* TASK OBJECTIVE
For the material that follows, list every line containing the word "demoShareSDK".

* RECORDS FOR THIS EXERCISE
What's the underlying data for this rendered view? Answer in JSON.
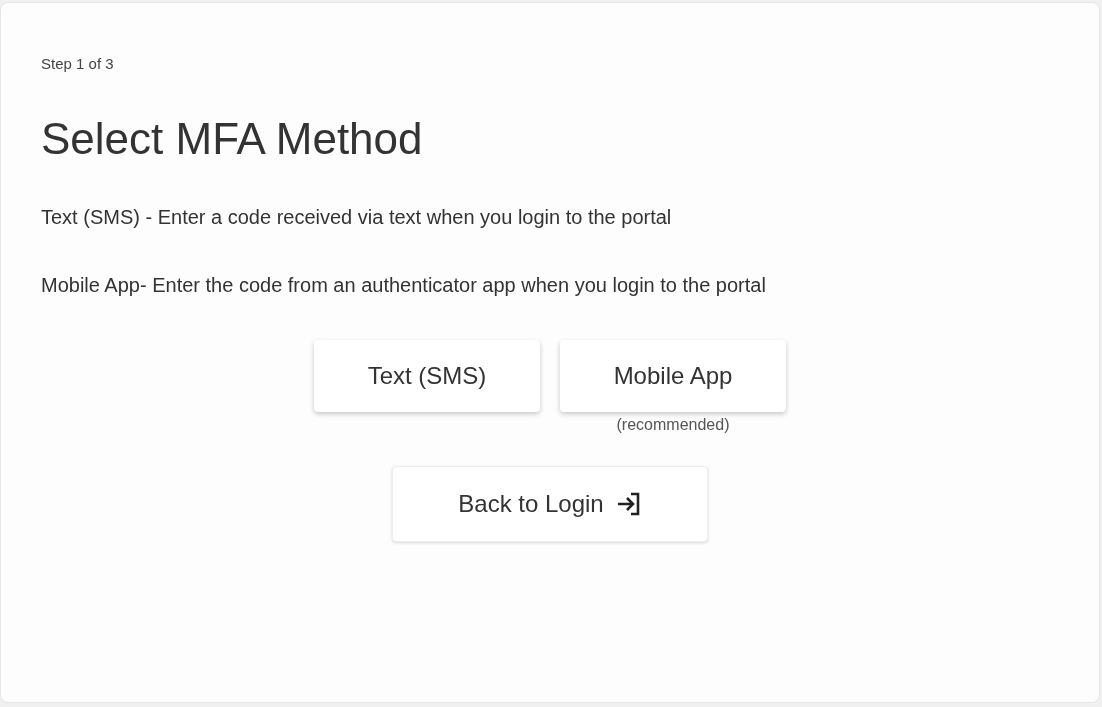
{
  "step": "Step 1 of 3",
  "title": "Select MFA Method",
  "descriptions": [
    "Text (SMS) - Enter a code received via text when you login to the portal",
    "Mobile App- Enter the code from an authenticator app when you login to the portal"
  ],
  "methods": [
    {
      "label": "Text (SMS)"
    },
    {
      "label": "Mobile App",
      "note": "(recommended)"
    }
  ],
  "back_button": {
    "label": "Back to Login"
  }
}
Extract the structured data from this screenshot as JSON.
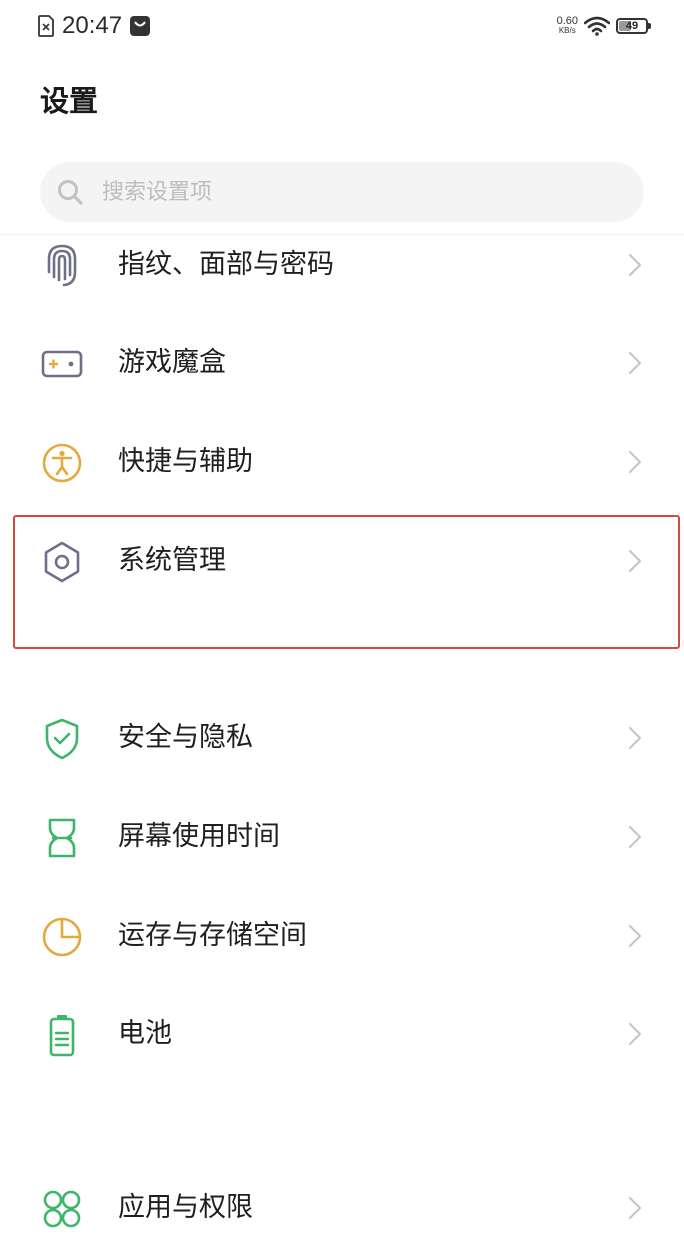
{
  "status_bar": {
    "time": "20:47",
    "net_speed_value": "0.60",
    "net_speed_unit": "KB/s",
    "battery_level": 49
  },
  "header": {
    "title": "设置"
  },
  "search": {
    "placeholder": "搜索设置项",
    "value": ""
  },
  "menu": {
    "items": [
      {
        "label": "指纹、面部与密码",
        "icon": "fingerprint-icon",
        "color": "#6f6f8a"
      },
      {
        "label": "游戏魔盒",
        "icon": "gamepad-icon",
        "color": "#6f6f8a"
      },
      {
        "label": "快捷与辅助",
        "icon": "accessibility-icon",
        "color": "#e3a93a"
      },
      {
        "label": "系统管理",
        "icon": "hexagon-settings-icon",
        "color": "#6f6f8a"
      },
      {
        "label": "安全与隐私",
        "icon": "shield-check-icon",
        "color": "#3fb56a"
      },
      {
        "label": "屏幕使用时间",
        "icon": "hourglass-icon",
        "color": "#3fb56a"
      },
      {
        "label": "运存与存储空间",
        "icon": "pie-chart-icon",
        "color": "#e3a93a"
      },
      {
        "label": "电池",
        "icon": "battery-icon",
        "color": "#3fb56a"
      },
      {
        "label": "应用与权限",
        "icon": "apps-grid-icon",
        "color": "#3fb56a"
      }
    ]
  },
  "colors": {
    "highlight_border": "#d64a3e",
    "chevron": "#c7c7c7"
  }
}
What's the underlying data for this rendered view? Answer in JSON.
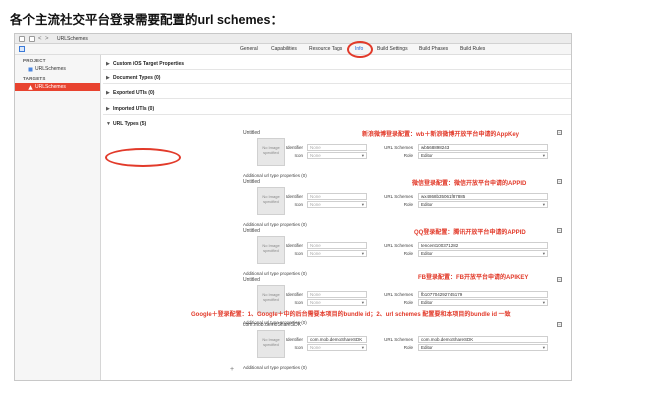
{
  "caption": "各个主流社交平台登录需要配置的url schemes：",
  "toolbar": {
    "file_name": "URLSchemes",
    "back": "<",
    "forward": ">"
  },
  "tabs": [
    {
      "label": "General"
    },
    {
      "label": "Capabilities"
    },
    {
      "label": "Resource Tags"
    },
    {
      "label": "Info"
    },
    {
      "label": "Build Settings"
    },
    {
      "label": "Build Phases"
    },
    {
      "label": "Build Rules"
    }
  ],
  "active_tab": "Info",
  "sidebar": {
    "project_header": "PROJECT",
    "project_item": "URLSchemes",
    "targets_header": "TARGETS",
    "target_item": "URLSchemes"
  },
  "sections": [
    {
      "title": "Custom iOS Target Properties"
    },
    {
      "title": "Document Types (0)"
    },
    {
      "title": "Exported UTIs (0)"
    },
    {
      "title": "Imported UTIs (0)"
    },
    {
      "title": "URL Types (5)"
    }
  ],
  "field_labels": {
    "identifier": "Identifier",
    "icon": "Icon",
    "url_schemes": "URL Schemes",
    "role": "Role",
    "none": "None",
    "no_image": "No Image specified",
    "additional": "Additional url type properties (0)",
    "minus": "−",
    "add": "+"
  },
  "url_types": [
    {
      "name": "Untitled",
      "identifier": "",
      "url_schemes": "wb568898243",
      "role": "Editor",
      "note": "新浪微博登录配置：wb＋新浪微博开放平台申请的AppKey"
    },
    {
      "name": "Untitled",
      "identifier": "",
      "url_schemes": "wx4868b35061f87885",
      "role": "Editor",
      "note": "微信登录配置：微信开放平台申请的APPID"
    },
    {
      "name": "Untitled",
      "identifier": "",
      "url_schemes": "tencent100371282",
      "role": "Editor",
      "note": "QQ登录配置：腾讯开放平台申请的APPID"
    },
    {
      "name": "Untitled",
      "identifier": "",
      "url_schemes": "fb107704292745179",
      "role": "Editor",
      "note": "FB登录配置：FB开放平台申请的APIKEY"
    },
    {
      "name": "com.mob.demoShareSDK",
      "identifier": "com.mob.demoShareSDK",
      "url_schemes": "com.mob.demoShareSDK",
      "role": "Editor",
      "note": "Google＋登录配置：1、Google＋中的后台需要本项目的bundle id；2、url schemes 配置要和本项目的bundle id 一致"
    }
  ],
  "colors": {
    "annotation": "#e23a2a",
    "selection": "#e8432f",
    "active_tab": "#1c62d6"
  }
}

* PROBLEM SOLUTION
      "name": "com.mob.demoShareSDK",
      "identifier": "com.mob.demoShareSDK",
      "url_schemes": "com.mob.demoShareSDK",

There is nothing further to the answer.